Perhaps auditory distractions do not interfere much with our connection to nature as we drive. If we can see the trees, mountains, and hills, and maybe roll down a window to catch a whiff of fresh air, that may be as connected as we can get from inside a vehicle. However, the situation changes immensely when you have your boots on the ground and are walking or hiking in the great outdoors. I find it maddening to pass people on the trail with headphones stuffed into their ears and music blaring so loudly that I can clearly identify from several paces away the song which is assaulting their ears... and at that point, mine as well.
If you're going to make the effort to be in nature, then you should be fully in nature. No headphones. No electronic devices. No distractions. When you're blazing along, conquering the trail while listening yet again to the same song you've probably heard a million times before on your radio/iPod/ etc. etc., you are missing out on the unique sounds of the natural world all around you. You cannot hear the trilling of birdsong, the whisper of a breeze through leafy branches above, the rustling of a squirrel in the dry leaf litter, the rushing of water through a rocky streambed. Or a branch snapping underfoot of that cougar quietly stalking you in the shadows. Just as a highway cluttered with billboards can disconnect us from nature, so can the noise blaring through your headphones.

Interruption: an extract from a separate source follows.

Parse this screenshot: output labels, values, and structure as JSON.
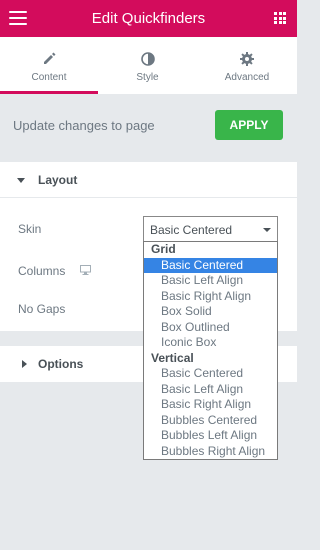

The Highway Beautification Act of 1965 placed limits on advertisements along our highways which detract from, or blot out, the visual beauty of the natural scenery. Almost exactly one century prior to President Johnson's 1965 speech, P.T. Barnum wrote a piece on the same topic of nature being despoiled by advertisements. In the space of just five paragraphs in which he uses every conceivable iteration of the word "vulgar," Barnum argues of nature that "The pleasure of such places depends upon their freedom from the associations of every day concerns and troubles and weaknesses". Most of us step outdoors to be inspired, refreshed, relieve stress, and find peace, so why not implement that same ethic of connecting with the beauty of nature when it comes to the auditory experience as well? There are peaceful and beautiful sounds to experience out there, if we only allow ourselves to be free of distractions and listen.
...if you need proof, take a listen to this.
|This already comes with a built-in soundtrack! Lainey Piland photo|